Theodor Hume ran an orthopedic supply store and was one of the last permitted to service his Jewish clients. He tried to comfort the complaining hungry customers with the comment “nothing sticks to the bones”. After that he bought a hundredweight of potatoes. The 35-year- old man was denounced in 1944 because of his anti-Nazi behavior; he died three months later.
Herbert Buchhold was familiar with the shortage of provisions. He worked at the large grocery store Schade & Füllgrabe on Hanauer Landstrasse. According to the Nazi racial laws he was categorized as a Grade 1 mixed blood and should have held back in order not to become a target. Herbert Buchhold was also denounced by an ardent Nazi because he gave groceries and damaged goods to Jews. He was arrested on 5 March 1943 and sent to the concentration camp Auschwitz-Monowitz.
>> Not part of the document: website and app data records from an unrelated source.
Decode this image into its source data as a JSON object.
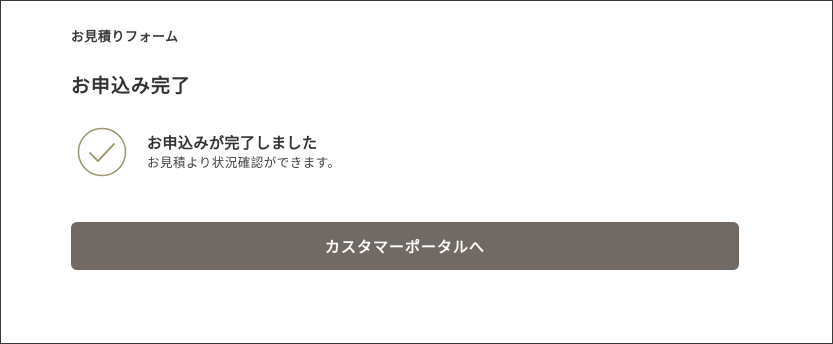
{
  "header": {
    "form_label": "お見積りフォーム"
  },
  "main": {
    "title": "お申込み完了",
    "status": {
      "icon": "check-circle-icon",
      "heading": "お申込みが完了しました",
      "description": "お見積より状況確認ができます。"
    },
    "portal_button_label": "カスタマーポータルへ"
  },
  "colors": {
    "accent_check": "#9a9468",
    "button_bg": "#716a64",
    "text": "#333333"
  }
}
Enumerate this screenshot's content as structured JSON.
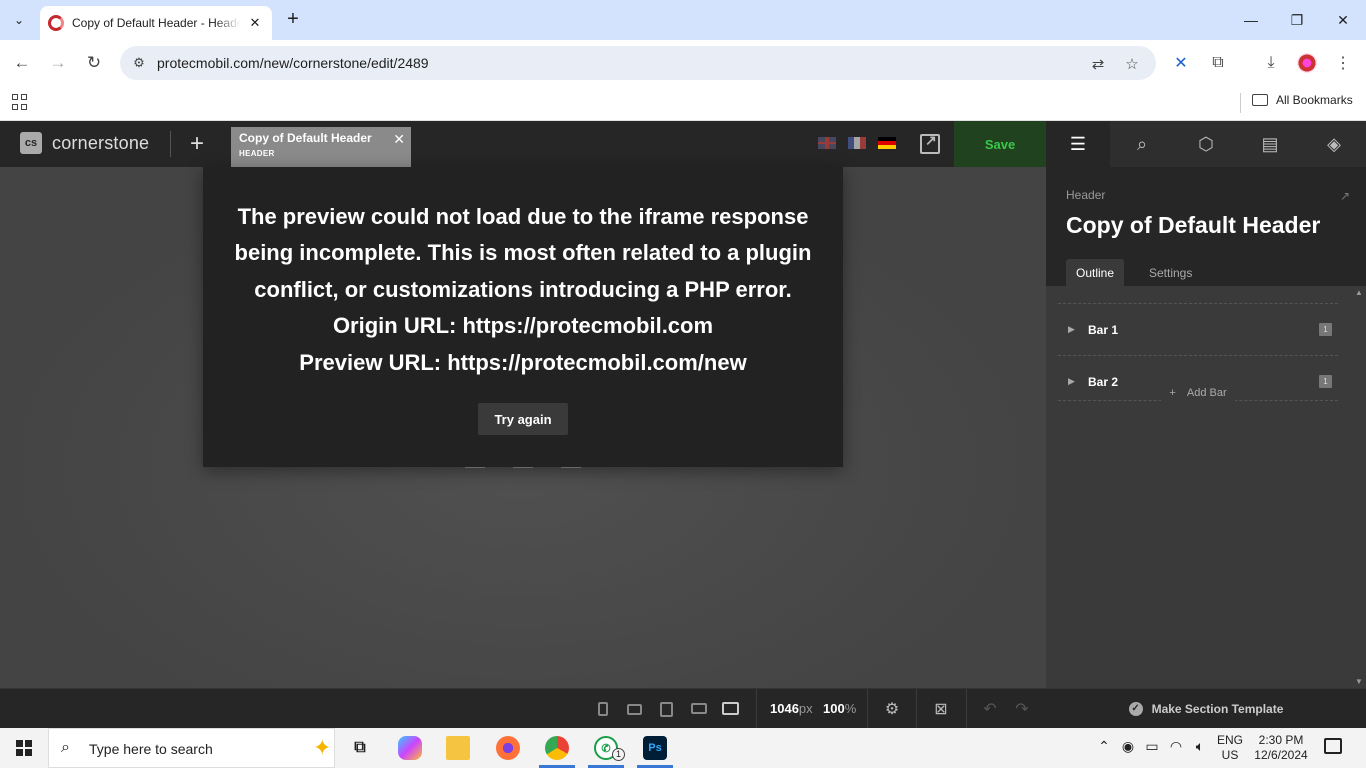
{
  "browser": {
    "tab_title": "Copy of Default Header - Header",
    "url": "protecmobil.com/new/cornerstone/edit/2489",
    "bookmarks_label": "All Bookmarks"
  },
  "app": {
    "logo_mark": "cs",
    "logo_text": "cornerstone",
    "doc_tab": {
      "title": "Copy of Default Header",
      "subtitle": "HEADER"
    },
    "save_label": "Save",
    "languages": [
      "en",
      "fr",
      "de"
    ]
  },
  "preview_error": {
    "lines": [
      "The preview could not load due to the iframe response",
      "being incomplete. This is most often related to a plugin",
      "conflict, or customizations introducing a PHP error.",
      "Origin URL: https://protecmobil.com",
      "Preview URL: https://protecmobil.com/new"
    ],
    "button_label": "Try again"
  },
  "bottom_bar": {
    "width_value": "1046",
    "width_unit": "px",
    "zoom_value": "100",
    "zoom_unit": "%"
  },
  "panel": {
    "type_label": "Header",
    "title": "Copy of Default Header",
    "tabs": [
      "Outline",
      "Settings"
    ],
    "active_tab": "Outline",
    "outline_items": [
      {
        "label": "Bar 1",
        "count": "1"
      },
      {
        "label": "Bar 2",
        "count": "1"
      }
    ],
    "add_bar_label": "Add Bar",
    "footer_label": "Make Section Template"
  },
  "taskbar": {
    "search_placeholder": "Type here to search",
    "whatsapp_badge": "1",
    "photoshop_label": "Ps",
    "lang_line1": "ENG",
    "lang_line2": "US",
    "time": "2:30 PM",
    "date": "12/6/2024"
  },
  "colors": {
    "save_bg": "#20421e",
    "save_text": "#39c84a",
    "app_dark": "#262626",
    "canvas": "#494949"
  }
}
He was 23 years old at the time and he survived.
See: Dokumente zur Geschichte der Frankfurter Juden 1933-1945, Editor: Kommission zur Erforschung der Geschichte der Frankfurter Juden, Frankfurt am Main 1963, Pages 442-455. With regard to “Favoritism of Jews” see also the women from Frankfurt am Main who were deported to the concentration camp Ravensbrück: amongst others Else Foshag, Maria Lang, Anna Rodiger, Anna Strebe, Else Schneider, Gladys Schulz, in: Studienkreis Deutscher Widerstand 1933-1945, Frankfurt am Main KZ Ravensbrück, Lebensspuren verfolgter Frauen, 2009.